We all know the situation, you turn up to training week in, week out. You’re getting better every week, in fact at training you’re beginning to stand out. Game day comes, you are confident you will have a starting spot. Except you don’t. Many of us may have first encountered this long before we found American Football (if you play), probably when you were playing Sunday league in some form, whether Rugby or Football. The classic ‘Manager’s Son started and was captain’ is a widespread trope, but the tongue in cheek attitude goes with a reality. We sometimes find ourselves guilty of allowing easy decisions to replace the right ones. Integrity is a key part of sport. Integrity is different to honesty, because it asks that we do the right thing when it is difficult, rather than the easy thing. It’s easy to be honest and do the right thing when it’s easy. It’s harder to do the right thing on a bad day, than the right thing on a good day. I honestly believe that the last few weeks has seen the NFL forget its own integrity.
I like cold hard facts. Emotions are open to being skewed by our own interpretation of events, of being construed and fitted to our theories. Facts don’t have a narrative. So, for those who want to argue Colin Kaepernick’s stats were declining, here’s a reality. In 2016, Kap had a QBR of 90.7 on average, which puts him realistically at just above average. Blake Bortles in his 2015 season had the best QB rating of his life, with 88.2, putting him 0.7 below Kap’s average. In 2016, the 49ers were bad, but Kap was by QBR, 22nd in the League. Kap’s best receiver that year was Jeremy Kerley, who managed 667 yards on the season. The 49ers went 2-14 with no receivers and a head coach that was fired after a single season, it seems a little disingenuous to say that it was all on the QB. Case Keenum for example in the same year under Jeff Fisher had a QBR of 76.4, before heading to the Vikings the next year and having a rating of 98.3.
Kaepernick’s protest did have a big impact on the NFL, with the ratings dropping by nearly 20% around the same period. But, this could easily have been nipped in the bud the same way the NBA did it when Mahmoud Abdul-Rauf protested the anthem. Instead, the NFL wanted to take a different route, which ended up being half a dozen of one, and 6 of the other. I honestly don’t believe that this is all due to the kneeling protest, even with the focal topic it became after President Trump used it as an issue to help engage with his base. A declining viewership within the NFL had a range of other causes. It’s not hard to see where the other issues come in, all you had to do was look at how subscriptions for Sunday football pass declined. A mixture of boring games, increasing costs and a wider availability of other media had a wide impact. People who use to buy cable formed part of the ratings, because they paid for games, without ever having to actually watch them. Actually watching the games was not a part of the NFL gaining money, when big broadcasters paid lucrative fees to show Monday night games.

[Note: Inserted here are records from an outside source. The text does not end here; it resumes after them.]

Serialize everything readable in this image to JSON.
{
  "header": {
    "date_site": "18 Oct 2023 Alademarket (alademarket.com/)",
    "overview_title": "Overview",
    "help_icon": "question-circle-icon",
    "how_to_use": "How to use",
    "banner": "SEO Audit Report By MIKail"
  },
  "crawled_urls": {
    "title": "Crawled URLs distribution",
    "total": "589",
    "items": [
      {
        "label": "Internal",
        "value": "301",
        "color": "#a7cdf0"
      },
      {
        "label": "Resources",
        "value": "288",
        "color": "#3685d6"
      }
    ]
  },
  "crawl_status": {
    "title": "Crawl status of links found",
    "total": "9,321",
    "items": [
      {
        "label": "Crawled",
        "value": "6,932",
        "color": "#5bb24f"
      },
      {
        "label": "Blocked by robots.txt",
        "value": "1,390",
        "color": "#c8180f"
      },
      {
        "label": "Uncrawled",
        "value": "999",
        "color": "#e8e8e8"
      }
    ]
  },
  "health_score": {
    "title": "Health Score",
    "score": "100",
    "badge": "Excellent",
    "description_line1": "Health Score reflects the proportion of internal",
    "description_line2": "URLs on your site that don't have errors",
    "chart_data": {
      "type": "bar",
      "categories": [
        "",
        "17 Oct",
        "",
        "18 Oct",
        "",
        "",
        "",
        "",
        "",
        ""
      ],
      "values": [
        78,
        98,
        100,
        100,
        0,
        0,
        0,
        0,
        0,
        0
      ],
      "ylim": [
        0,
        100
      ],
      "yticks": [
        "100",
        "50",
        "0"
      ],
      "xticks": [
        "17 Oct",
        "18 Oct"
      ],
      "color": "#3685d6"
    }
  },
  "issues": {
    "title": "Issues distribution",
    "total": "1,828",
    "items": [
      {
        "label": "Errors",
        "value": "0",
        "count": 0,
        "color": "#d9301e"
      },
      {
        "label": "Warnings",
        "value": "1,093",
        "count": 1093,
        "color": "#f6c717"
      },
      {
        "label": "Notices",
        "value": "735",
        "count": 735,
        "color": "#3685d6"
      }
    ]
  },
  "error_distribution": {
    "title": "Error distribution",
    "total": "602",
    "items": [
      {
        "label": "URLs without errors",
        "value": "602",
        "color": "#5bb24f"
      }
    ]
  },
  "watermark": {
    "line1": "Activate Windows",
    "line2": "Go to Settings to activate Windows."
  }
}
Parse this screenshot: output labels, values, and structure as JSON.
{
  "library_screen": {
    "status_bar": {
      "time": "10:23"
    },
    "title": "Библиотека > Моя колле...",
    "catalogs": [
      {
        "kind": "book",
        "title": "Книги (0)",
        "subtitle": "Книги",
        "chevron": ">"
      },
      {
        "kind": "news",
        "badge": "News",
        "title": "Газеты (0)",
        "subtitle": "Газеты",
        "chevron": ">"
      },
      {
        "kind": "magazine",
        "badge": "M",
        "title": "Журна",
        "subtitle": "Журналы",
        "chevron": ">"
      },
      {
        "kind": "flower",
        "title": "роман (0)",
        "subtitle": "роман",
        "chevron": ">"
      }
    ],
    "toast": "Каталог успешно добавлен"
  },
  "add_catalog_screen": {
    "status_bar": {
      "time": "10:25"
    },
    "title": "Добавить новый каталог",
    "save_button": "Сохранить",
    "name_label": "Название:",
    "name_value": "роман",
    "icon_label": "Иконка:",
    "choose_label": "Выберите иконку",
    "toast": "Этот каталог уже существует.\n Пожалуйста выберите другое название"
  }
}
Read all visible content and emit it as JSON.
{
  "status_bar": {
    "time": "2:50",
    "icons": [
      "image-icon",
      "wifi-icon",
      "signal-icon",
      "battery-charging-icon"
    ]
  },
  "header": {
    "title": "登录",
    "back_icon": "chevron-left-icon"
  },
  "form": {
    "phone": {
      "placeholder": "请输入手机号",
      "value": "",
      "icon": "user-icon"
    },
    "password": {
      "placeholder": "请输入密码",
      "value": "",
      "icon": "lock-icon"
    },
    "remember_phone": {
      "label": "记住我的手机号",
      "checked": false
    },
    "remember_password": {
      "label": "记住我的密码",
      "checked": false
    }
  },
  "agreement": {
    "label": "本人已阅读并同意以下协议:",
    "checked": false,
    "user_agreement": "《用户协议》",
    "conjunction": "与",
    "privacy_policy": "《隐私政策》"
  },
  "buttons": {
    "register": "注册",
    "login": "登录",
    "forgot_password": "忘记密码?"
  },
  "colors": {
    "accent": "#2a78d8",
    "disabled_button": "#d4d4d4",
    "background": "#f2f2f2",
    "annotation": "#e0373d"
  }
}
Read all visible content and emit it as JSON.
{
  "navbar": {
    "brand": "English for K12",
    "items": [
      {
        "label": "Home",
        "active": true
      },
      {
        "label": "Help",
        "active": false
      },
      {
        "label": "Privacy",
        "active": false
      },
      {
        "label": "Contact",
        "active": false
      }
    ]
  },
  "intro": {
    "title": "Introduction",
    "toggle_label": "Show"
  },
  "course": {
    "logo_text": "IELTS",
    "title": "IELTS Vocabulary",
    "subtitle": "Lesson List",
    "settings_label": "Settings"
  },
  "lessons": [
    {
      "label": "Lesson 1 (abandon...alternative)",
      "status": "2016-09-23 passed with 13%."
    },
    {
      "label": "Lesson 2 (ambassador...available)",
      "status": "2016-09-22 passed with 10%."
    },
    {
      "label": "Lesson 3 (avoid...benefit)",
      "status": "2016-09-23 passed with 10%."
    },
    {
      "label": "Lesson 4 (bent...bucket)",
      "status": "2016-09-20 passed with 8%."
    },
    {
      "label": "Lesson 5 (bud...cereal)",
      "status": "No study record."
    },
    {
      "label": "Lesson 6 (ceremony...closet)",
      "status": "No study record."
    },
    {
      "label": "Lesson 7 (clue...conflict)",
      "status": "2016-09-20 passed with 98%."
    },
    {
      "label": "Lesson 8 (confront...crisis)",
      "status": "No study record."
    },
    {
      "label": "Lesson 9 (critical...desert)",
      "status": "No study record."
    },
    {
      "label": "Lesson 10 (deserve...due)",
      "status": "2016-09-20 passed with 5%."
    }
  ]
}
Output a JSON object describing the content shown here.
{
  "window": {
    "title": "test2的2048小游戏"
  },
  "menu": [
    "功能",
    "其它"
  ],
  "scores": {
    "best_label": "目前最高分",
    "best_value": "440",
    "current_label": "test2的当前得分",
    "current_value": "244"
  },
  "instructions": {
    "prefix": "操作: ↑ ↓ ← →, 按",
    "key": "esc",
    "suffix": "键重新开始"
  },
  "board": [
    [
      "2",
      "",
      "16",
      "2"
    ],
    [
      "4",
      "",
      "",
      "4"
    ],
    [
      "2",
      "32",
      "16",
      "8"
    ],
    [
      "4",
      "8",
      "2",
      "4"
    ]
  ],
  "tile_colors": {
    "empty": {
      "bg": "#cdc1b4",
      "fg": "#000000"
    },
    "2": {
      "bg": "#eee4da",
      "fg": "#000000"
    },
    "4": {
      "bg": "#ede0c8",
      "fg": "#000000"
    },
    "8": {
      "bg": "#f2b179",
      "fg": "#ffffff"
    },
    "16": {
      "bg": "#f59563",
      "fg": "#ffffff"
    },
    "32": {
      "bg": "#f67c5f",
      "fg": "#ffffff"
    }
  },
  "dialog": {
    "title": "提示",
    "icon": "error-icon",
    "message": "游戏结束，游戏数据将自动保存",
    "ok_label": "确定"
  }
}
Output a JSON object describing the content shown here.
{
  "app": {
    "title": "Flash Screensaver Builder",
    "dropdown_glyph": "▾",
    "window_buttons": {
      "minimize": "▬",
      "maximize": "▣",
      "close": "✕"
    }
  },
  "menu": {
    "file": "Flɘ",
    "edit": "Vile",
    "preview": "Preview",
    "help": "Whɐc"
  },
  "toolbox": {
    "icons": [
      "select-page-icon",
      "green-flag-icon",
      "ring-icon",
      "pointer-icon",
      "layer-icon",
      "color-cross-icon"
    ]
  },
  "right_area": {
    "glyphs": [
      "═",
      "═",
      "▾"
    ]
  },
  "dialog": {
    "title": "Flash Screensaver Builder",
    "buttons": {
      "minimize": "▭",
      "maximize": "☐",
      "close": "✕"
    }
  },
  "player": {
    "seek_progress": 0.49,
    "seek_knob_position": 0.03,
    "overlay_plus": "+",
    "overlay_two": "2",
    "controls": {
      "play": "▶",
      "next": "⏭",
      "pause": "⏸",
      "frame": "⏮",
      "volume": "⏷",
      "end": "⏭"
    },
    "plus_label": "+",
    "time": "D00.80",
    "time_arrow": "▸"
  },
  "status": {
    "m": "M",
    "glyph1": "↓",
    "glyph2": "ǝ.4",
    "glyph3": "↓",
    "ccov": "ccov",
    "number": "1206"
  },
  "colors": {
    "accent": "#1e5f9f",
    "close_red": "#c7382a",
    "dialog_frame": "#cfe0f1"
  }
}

In the same way that someone with a Sky subscription will find that most of their fee is spent on broadcasting the premier league, people quickly realised a cheaper alternative was a subscription to Netflix and Amazon Prime.
‘We’re not colluding, trust us, we’d tell you’
Colin Kaepernick was out of a job in 2017 and by the time August of this year came round, a court had allowed the case to advance. The reality of the case is that the league tried to convince everyone and itself that there was a reasonable explanation why Colin Kaepernick didn’t have a job, when Josh Johnson did. It was incredible that people will line up to defend NFL teams not signing Kaepernick because he hasn’t played for nearly 2 years, whilst not offering how that was different to Josh Johnson who hadn’t thrown a pass in the league since 2011. The NFL is guilty of a massive hypocrisy here. The NFL made the case that although Kap’s protest wasn’t well received, he didn’t have a job for a myriad of reasons beyond that, declining play, contract disputes, etc. Yet, in the same way that Dez Bryant had initially held out for the money he expected from Dallas before signing to New Orleans on the cheap, enough time has gone by, that signing Kap now to a single year million-dollar contract would not be an unusual occurrence. Think Teddy Bridgwater at the Jets. If Colin didn’t accept a public offer for work that was reasonable enough to be a serious offer (not something paltry to look like a limp wristed effort to derail the lawsuit) then there’d be more credence to teams saying they didn’t want anything to do with him.
The Washington Redskins were 6-6 with a real chance at making a wild card spot. If they were 7-5 now instead of the 6-7 they are, them and the Seahawks would be duelling it out, with the Vikings hot on their heels at 6-5-1. Mark Sanchez threw 2 Ints, Josh Johnson threw 1 TD, 1 Int. Are we seriously believing that Kap couldn’t do any better than that? Flip the question, do we seriously believe that Kap would have been so much worse?
Above you have the contracts for Mark Sanchez and Josh Johnson. They have a combined cap hit of $437,648. Both have a deal worth $915,000, which seems fair enough. Essentially the redskins are paying them to see out the season. With this information widely available, is it so hard to believe that the Redskins shouldn’t have signed Kap to the same contract as Johnson, with the promise to review the contract after the season. The reality is, you sign Kap, if you make it to the playoffs, people forget about the anthem. Fans are fickle, a winning season where your team makes the playoffs, players can go ahead and commit violent offences in an elevator. If you’re good enough, a lot gets forgotten. If Kap is terrible, every fan who said he wasn’t signed because he was declining is vindicated. The NFL has missed an opportunity to also bring a quick end to its lawsuit. If he’s great, then they know the best play is a quick settlement out of court. If he is terrible, go forward into a case with tape of Kaepernick just not being good enough. Instead, the NFL allowed teams to sign sub-par players to quick contracts, at what will eventually be to their detriment. A league that stood up and said Kaepernick didn’t have a job because he wasn’t good enough, has allowed that debate to shift into ridiculous territory, because no one should seriously believe it any more. Kaepernick is being black-balled right now, which isn’t right.
The NFL has taken a protest that brought politics into sport (something I disagree with) and tried to paint a picture of rising above it, before doing the exact opposite. The way right now to prove that the league is one where the best player plays, where winning matters most, is to sign a short term contract with Kaepernick. Kaepernick may well have made his own bed in some respect by using the NFL to promote his own beliefs, but if the NFL wants to play a game of ‘That’s not why he doesn’t have a job’ it must address the why other players are getting ahead. Ignore the politics around him, and sign someone who can throw a ball.